At the time, I thought of it as a slightly nasty way of reminding someone that other people see the world in a different light. Now, though, I don't think I'd do the same thing again. And not because I'm afraid that she might turn out to be some Animal Liberation Front nut-job who might fire-bomb my home. But because I did not demonstrate to her my real feelings about working with animals. Instead, I acted like the smug, insensitive jerk-off that many people think of as the "type" to work with animals. In reality, I wasn't sure I wanted to do that project, and in the end I asked to be assigned to a different project that only required sacrifice if something went wrong (in which case the animal would die anyway, but only after suffering, so it would be for the best). I was really careful and did my best to ensure that nothing went wrong. I made that choice because I was concerned that my inexperience and nervousness would prevent me from doing the deed cleanly and without extra suffering or waste. Not because I didn't think the work was worth doing (it absolutely was).

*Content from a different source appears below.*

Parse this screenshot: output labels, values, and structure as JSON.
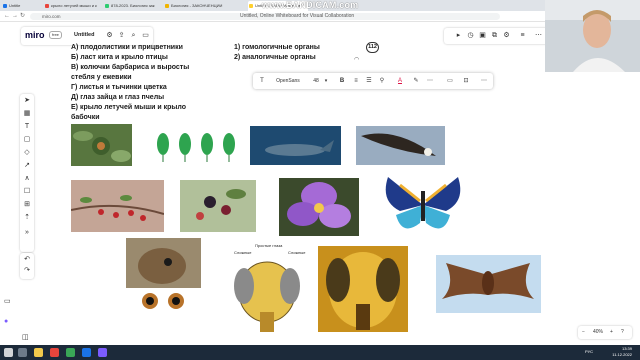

So, while I agree with Sandra Porter's call for more scientists to speak out about the importance of animal research, let's give the people on the front lines a break if they find it difficult to open up. If you have questions, don't give up because the first person you asked was a little skittish. If you have made up your mind to support the people who do animal research, consider joining a group like Speaking of Research, or just talking truthfully with your friends and acquaintances. Don't be an asshat like I was. The only real solution here is to try to improve public perceptions of animal research.

And, hey, law enforcement types - put those thugs in jail!


Anonymous said...

or, hey, buy a copy of THE ANIMAL RESEARCH WAR, read it, then donate to a school library so the kids have something OTHER than that PeTA crap!

acmegirl said...

Great suggestion. For anyone who's interested, Sandra Porter has a review of "The Animal Research War" up here.

Tom said...

It's crucial that scientists and animal technicians speak out about the realities of their work. The public need to realise the close link between animals and medicines, and the stringent animal welfare considerations that exist within biomedical facilities.

Tom H

ScientistMother said...

I gave you an award

drdrA said...

Not a meme... promise.